Each line of data below is to be returned exactly, leaving out any picture.

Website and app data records
⁂

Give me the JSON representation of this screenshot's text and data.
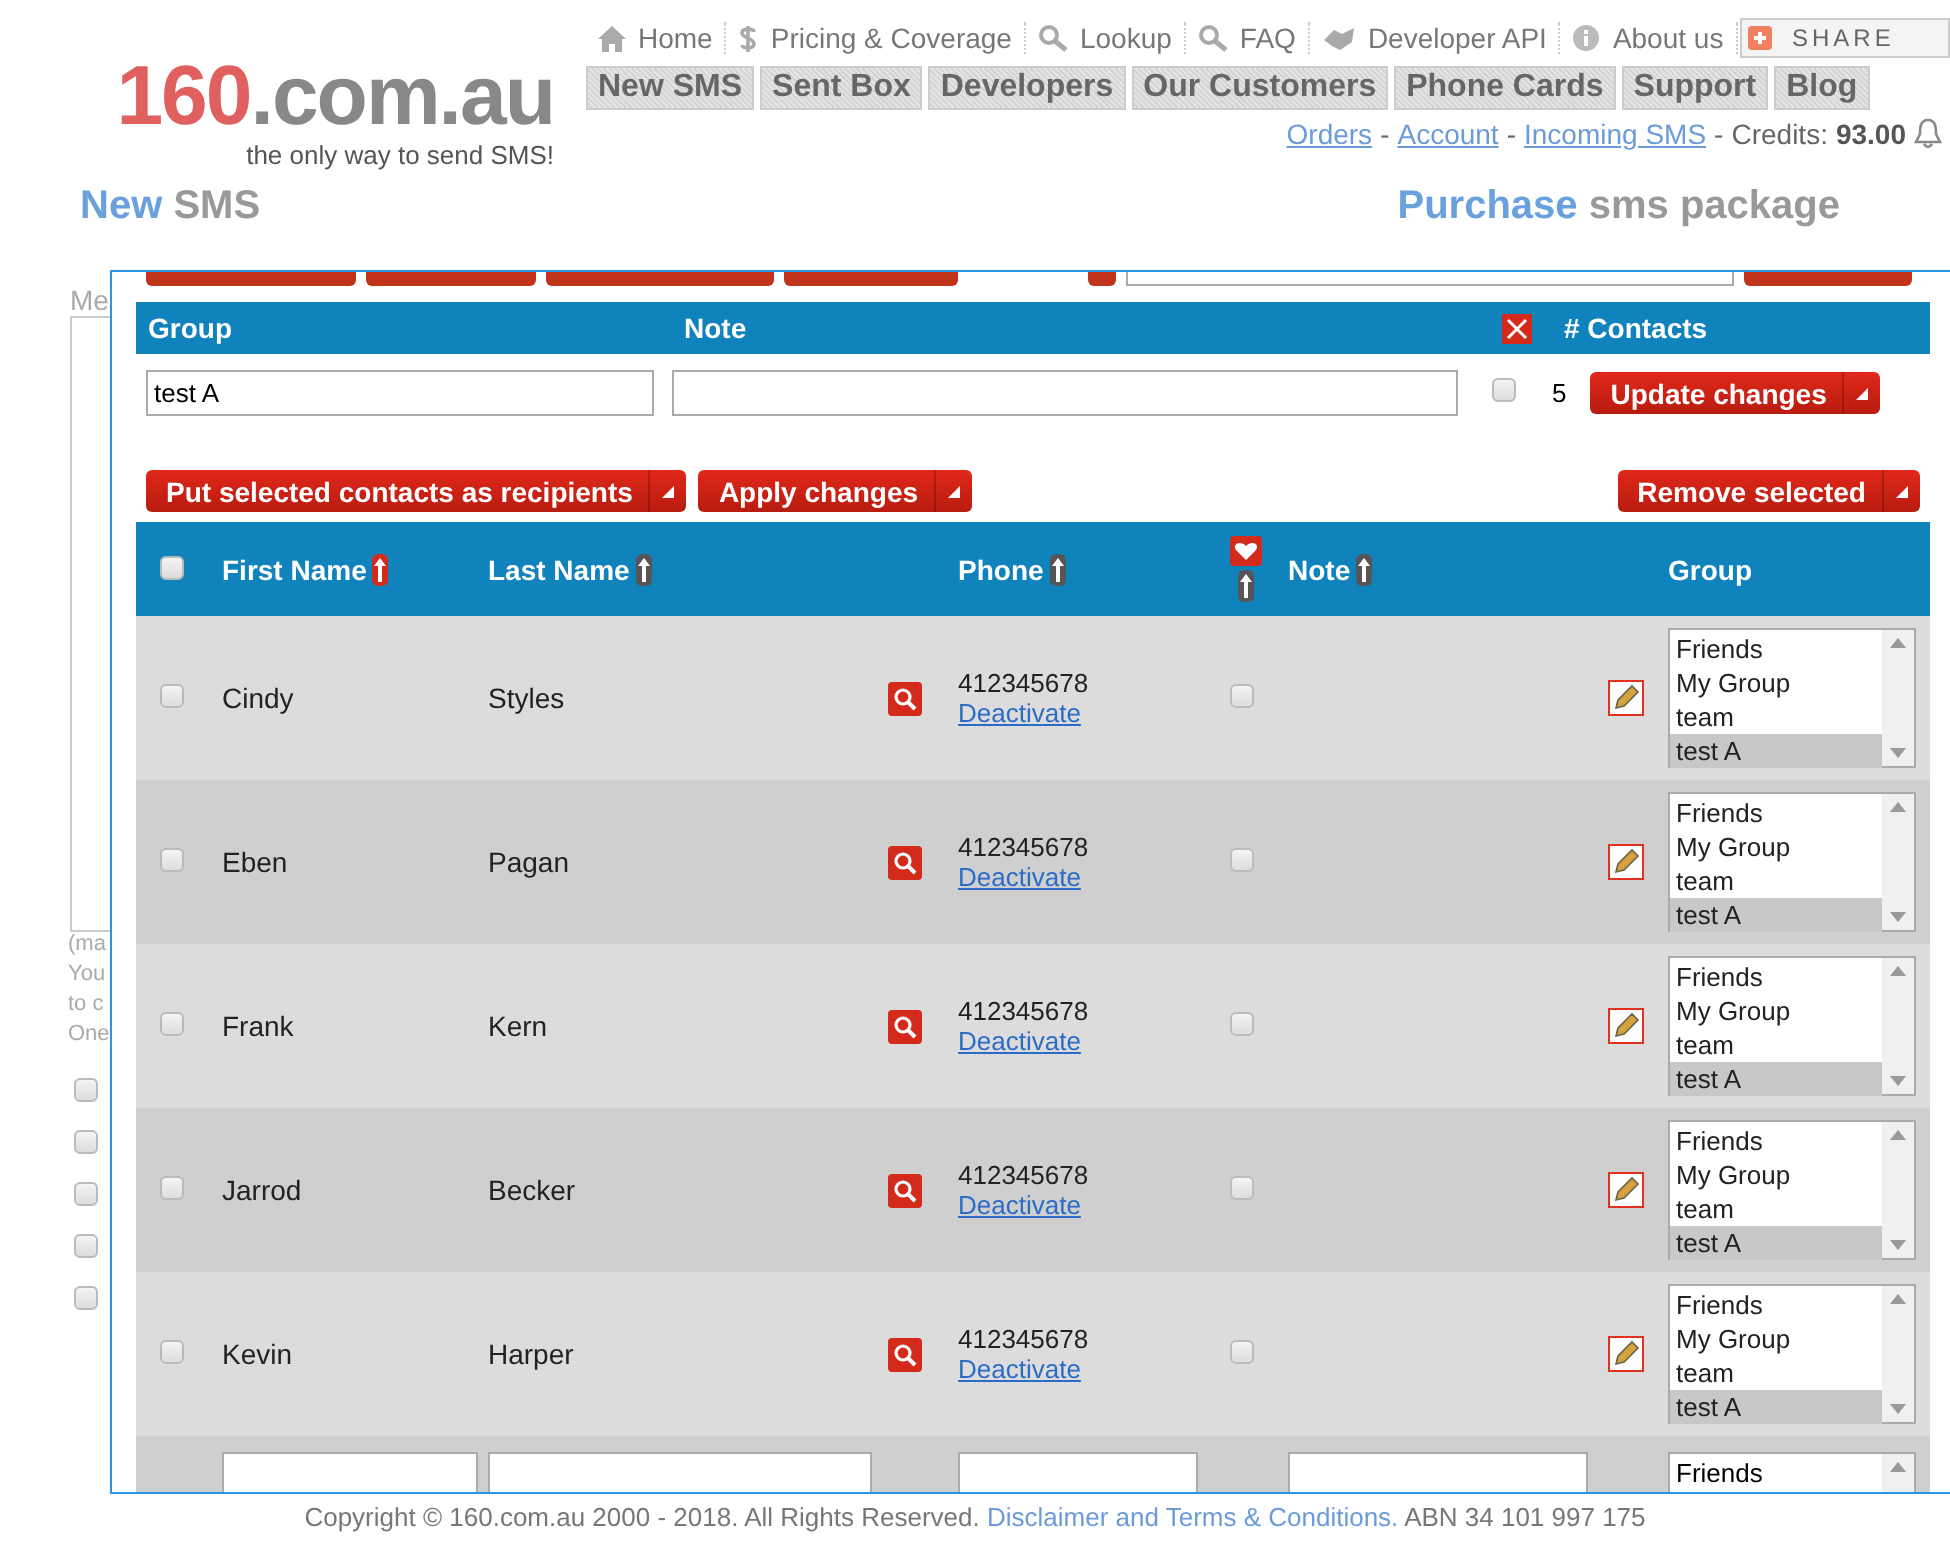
{
  "header": {
    "logo": {
      "brand": "160",
      "domain": ".com.au"
    },
    "tagline": "the only way to send SMS!",
    "top_links": [
      {
        "label": "Home"
      },
      {
        "label": "Pricing & Coverage"
      },
      {
        "label": "Lookup"
      },
      {
        "label": "FAQ"
      },
      {
        "label": "Developer API"
      },
      {
        "label": "About us"
      }
    ],
    "share_button": "SHARE",
    "nav_tabs": [
      {
        "label": "New SMS"
      },
      {
        "label": "Sent Box"
      },
      {
        "label": "Developers"
      },
      {
        "label": "Our Customers"
      },
      {
        "label": "Phone Cards"
      },
      {
        "label": "Support"
      },
      {
        "label": "Blog"
      }
    ],
    "account_links": [
      {
        "kind": "link",
        "label": "Orders"
      },
      {
        "kind": "separator",
        "label": "-"
      },
      {
        "kind": "link",
        "label": "Account"
      },
      {
        "kind": "separator",
        "label": "-"
      },
      {
        "kind": "link",
        "label": "Incoming SMS"
      },
      {
        "kind": "separator",
        "label": "-"
      }
    ],
    "credits": {
      "label": "Credits:",
      "value": "93.00"
    }
  },
  "titles": [
    {
      "first": "New",
      "second": "SMS"
    },
    {
      "first": "Purchase",
      "second": "sms package"
    }
  ],
  "background_form": {
    "label": "Me",
    "notes": [
      "(ma",
      "You",
      "to c",
      "One"
    ],
    "checkboxes": [
      {
        "checked": false
      },
      {
        "checked": false
      },
      {
        "checked": false
      },
      {
        "checked": false
      },
      {
        "checked": false
      }
    ]
  },
  "dialog": {
    "group_table": {
      "columns": [
        "Group",
        "Note",
        "# Contacts"
      ],
      "group_name": "test A",
      "delete_checked": false,
      "contacts": "5",
      "button": "Update changes"
    },
    "actions_left": [
      {
        "label": "Put selected contacts as recipients"
      },
      {
        "label": "Apply changes"
      }
    ],
    "actions_right": [
      {
        "label": "Remove selected"
      }
    ],
    "contacts_table": {
      "select_all_checked": false,
      "columns": [
        {
          "label": "First Name",
          "sorted": true
        },
        {
          "label": "Last Name",
          "sorted": false
        },
        {
          "label": "Phone",
          "sorted": false
        },
        {
          "label": "Note",
          "sorted": false
        },
        {
          "label": "Group"
        }
      ],
      "favourite_column": {
        "sorted": false
      },
      "rows": [
        {
          "kind": "contact",
          "checked": false,
          "first_name": "Cindy",
          "last_name": "Styles",
          "phone": "412345678",
          "link": "Deactivate",
          "favourite": false,
          "groups": [
            {
              "label": "Friends",
              "selected": false
            },
            {
              "label": "My Group",
              "selected": false
            },
            {
              "label": "team",
              "selected": false
            },
            {
              "label": "test A",
              "selected": true
            }
          ]
        },
        {
          "kind": "contact",
          "checked": false,
          "first_name": "Eben",
          "last_name": "Pagan",
          "phone": "412345678",
          "link": "Deactivate",
          "favourite": false,
          "groups": [
            {
              "label": "Friends",
              "selected": false
            },
            {
              "label": "My Group",
              "selected": false
            },
            {
              "label": "team",
              "selected": false
            },
            {
              "label": "test A",
              "selected": true
            }
          ]
        },
        {
          "kind": "contact",
          "checked": false,
          "first_name": "Frank",
          "last_name": "Kern",
          "phone": "412345678",
          "link": "Deactivate",
          "favourite": false,
          "groups": [
            {
              "label": "Friends",
              "selected": false
            },
            {
              "label": "My Group",
              "selected": false
            },
            {
              "label": "team",
              "selected": false
            },
            {
              "label": "test A",
              "selected": true
            }
          ]
        },
        {
          "kind": "contact",
          "checked": false,
          "first_name": "Jarrod",
          "last_name": "Becker",
          "phone": "412345678",
          "link": "Deactivate",
          "favourite": false,
          "groups": [
            {
              "label": "Friends",
              "selected": false
            },
            {
              "label": "My Group",
              "selected": false
            },
            {
              "label": "team",
              "selected": false
            },
            {
              "label": "test A",
              "selected": true
            }
          ]
        },
        {
          "kind": "contact",
          "checked": false,
          "first_name": "Kevin",
          "last_name": "Harper",
          "phone": "412345678",
          "link": "Deactivate",
          "favourite": false,
          "groups": [
            {
              "label": "Friends",
              "selected": false
            },
            {
              "label": "My Group",
              "selected": false
            },
            {
              "label": "team",
              "selected": false
            },
            {
              "label": "test A",
              "selected": true
            }
          ]
        },
        {
          "kind": "new",
          "groups": [
            {
              "label": "Friends",
              "selected": false
            }
          ]
        }
      ]
    }
  },
  "footer": {
    "copyright": "Copyright © 160.com.au 2000 - 2018. All Rights Reserved.",
    "link": "Disclaimer and Terms & Conditions.",
    "abn": "ABN 34 101 997 175"
  }
}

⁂

- _TASK RESULT_
Give me the JSON representation of this screenshot's text and data.
{
  "header": {
    "logo": {
      "brand": "160",
      "domain": ".com.au"
    },
    "tagline": "the only way to send SMS!",
    "top_links": [
      {
        "label": "Home"
      },
      {
        "label": "Pricing & Coverage"
      },
      {
        "label": "Lookup"
      },
      {
        "label": "FAQ"
      },
      {
        "label": "Developer API"
      },
      {
        "label": "About us"
      }
    ],
    "share_button": "SHARE",
    "nav_tabs": [
      {
        "label": "New SMS"
      },
      {
        "label": "Sent Box"
      },
      {
        "label": "Developers"
      },
      {
        "label": "Our Customers"
      },
      {
        "label": "Phone Cards"
      },
      {
        "label": "Support"
      },
      {
        "label": "Blog"
      }
    ],
    "account_links": [
      {
        "kind": "link",
        "label": "Orders"
      },
      {
        "kind": "separator",
        "label": "-"
      },
      {
        "kind": "link",
        "label": "Account"
      },
      {
        "kind": "separator",
        "label": "-"
      },
      {
        "kind": "link",
        "label": "Incoming SMS"
      },
      {
        "kind": "separator",
        "label": "-"
      }
    ],
    "credits": {
      "label": "Credits:",
      "value": "93.00"
    }
  },
  "titles": [
    {
      "first": "New",
      "second": "SMS"
    },
    {
      "first": "Purchase",
      "second": "sms package"
    }
  ],
  "background_form": {
    "label": "Me",
    "notes": [
      "(ma",
      "You",
      "to c",
      "One"
    ],
    "checkboxes": [
      {
        "checked": false
      },
      {
        "checked": false
      },
      {
        "checked": false
      },
      {
        "checked": false
      },
      {
        "checked": false
      }
    ]
  },
  "dialog": {
    "group_table": {
      "columns": [
        "Group",
        "Note",
        "# Contacts"
      ],
      "group_name": "test A",
      "delete_checked": false,
      "contacts": "5",
      "button": "Update changes"
    },
    "actions_left": [
      {
        "label": "Put selected contacts as recipients"
      },
      {
        "label": "Apply changes"
      }
    ],
    "actions_right": [
      {
        "label": "Remove selected"
      }
    ],
    "contacts_table": {
      "select_all_checked": false,
      "columns": [
        {
          "label": "First Name",
          "sorted": true
        },
        {
          "label": "Last Name",
          "sorted": false
        },
        {
          "label": "Phone",
          "sorted": false
        },
        {
          "label": "Note",
          "sorted": false
        },
        {
          "label": "Group"
        }
      ],
      "favourite_column": {
        "sorted": false
      },
      "rows": [
        {
          "kind": "contact",
          "checked": false,
          "first_name": "Cindy",
          "last_name": "Styles",
          "phone": "412345678",
          "link": "Deactivate",
          "favourite": false,
          "groups": [
            {
              "label": "Friends",
              "selected": false
            },
            {
              "label": "My Group",
              "selected": false
            },
            {
              "label": "team",
              "selected": false
            },
            {
              "label": "test A",
              "selected": true
            }
          ]
        },
        {
          "kind": "contact",
          "checked": false,
          "first_name": "Eben",
          "last_name": "Pagan",
          "phone": "412345678",
          "link": "Deactivate",
          "favourite": false,
          "groups": [
            {
              "label": "Friends",
              "selected": false
            },
            {
              "label": "My Group",
              "selected": false
            },
            {
              "label": "team",
              "selected": false
            },
            {
              "label": "test A",
              "selected": true
            }
          ]
        },
        {
          "kind": "contact",
          "checked": false,
          "first_name": "Frank",
          "last_name": "Kern",
          "phone": "412345678",
          "link": "Deactivate",
          "favourite": false,
          "groups": [
            {
              "label": "Friends",
              "selected": false
            },
            {
              "label": "My Group",
              "selected": false
            },
            {
              "label": "team",
              "selected": false
            },
            {
              "label": "test A",
              "selected": true
            }
          ]
        },
        {
          "kind": "contact",
          "checked": false,
          "first_name": "Jarrod",
          "last_name": "Becker",
          "phone": "412345678",
          "link": "Deactivate",
          "favourite": false,
          "groups": [
            {
              "label": "Friends",
              "selected": false
            },
            {
              "label": "My Group",
              "selected": false
            },
            {
              "label": "team",
              "selected": false
            },
            {
              "label": "test A",
              "selected": true
            }
          ]
        },
        {
          "kind": "contact",
          "checked": false,
          "first_name": "Kevin",
          "last_name": "Harper",
          "phone": "412345678",
          "link": "Deactivate",
          "favourite": false,
          "groups": [
            {
              "label": "Friends",
              "selected": false
            },
            {
              "label": "My Group",
              "selected": false
            },
            {
              "label": "team",
              "selected": false
            },
            {
              "label": "test A",
              "selected": true
            }
          ]
        },
        {
          "kind": "new",
          "groups": [
            {
              "label": "Friends",
              "selected": false
            }
          ]
        }
      ]
    }
  },
  "footer": {
    "copyright": "Copyright © 160.com.au 2000 - 2018. All Rights Reserved.",
    "link": "Disclaimer and Terms & Conditions.",
    "abn": "ABN 34 101 997 175"
  }
}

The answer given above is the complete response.